- [Task requirements] Report each line from the entries in which "flag" can be found.

++++++++++++++++++++

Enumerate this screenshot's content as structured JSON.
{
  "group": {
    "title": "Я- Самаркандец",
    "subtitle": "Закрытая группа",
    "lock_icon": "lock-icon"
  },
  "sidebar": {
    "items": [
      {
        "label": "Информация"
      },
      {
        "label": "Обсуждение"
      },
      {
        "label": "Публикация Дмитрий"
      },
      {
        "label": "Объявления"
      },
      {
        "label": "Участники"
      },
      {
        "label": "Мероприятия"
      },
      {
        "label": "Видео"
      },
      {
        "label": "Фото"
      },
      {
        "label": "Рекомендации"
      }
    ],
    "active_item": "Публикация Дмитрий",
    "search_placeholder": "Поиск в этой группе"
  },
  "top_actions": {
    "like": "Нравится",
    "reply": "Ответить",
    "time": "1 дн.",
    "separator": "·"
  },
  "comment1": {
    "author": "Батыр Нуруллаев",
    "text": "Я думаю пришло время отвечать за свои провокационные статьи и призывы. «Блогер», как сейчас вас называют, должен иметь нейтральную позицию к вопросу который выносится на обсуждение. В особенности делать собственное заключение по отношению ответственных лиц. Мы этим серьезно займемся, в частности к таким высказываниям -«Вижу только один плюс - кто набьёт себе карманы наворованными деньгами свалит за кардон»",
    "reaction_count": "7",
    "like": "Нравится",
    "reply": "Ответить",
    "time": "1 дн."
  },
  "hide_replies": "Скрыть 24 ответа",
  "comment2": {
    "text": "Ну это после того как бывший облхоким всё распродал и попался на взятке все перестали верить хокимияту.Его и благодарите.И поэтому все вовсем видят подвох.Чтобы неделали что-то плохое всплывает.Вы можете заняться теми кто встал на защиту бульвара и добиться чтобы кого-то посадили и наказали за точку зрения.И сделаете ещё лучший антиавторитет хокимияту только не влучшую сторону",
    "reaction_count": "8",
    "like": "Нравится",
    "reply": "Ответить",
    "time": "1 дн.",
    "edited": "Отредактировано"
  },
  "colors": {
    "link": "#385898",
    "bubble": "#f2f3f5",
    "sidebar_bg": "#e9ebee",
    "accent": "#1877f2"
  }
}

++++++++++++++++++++

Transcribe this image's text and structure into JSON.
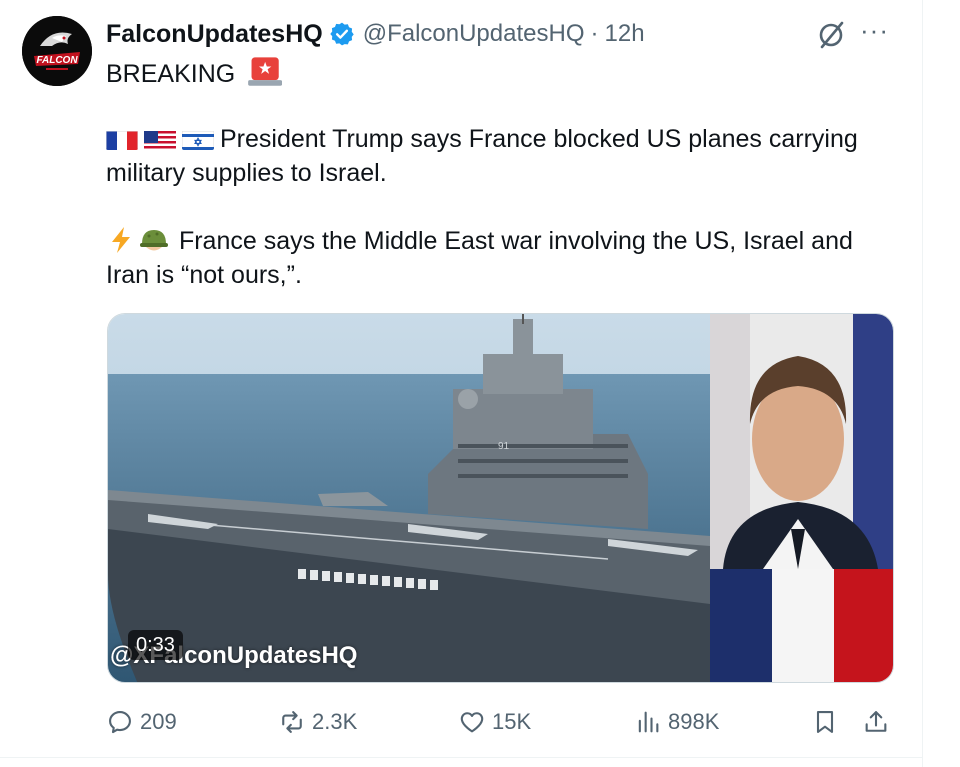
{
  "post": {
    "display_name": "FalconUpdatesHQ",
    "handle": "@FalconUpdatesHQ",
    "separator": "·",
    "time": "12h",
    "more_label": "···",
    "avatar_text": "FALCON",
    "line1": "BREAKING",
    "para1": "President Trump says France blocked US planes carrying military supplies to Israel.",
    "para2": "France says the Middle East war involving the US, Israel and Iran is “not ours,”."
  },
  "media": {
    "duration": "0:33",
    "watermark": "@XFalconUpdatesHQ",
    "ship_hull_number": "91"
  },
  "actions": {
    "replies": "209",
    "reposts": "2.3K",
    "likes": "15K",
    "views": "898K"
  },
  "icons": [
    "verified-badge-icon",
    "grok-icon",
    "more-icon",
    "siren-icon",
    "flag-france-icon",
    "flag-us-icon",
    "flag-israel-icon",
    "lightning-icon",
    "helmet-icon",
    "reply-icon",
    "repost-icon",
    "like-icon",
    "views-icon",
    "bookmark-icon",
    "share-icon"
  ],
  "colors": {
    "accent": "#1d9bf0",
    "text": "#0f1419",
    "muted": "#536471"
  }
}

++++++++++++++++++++

- [Output for this exercise]
    "flag-france-icon",
    "flag-us-icon",
    "flag-israel-icon",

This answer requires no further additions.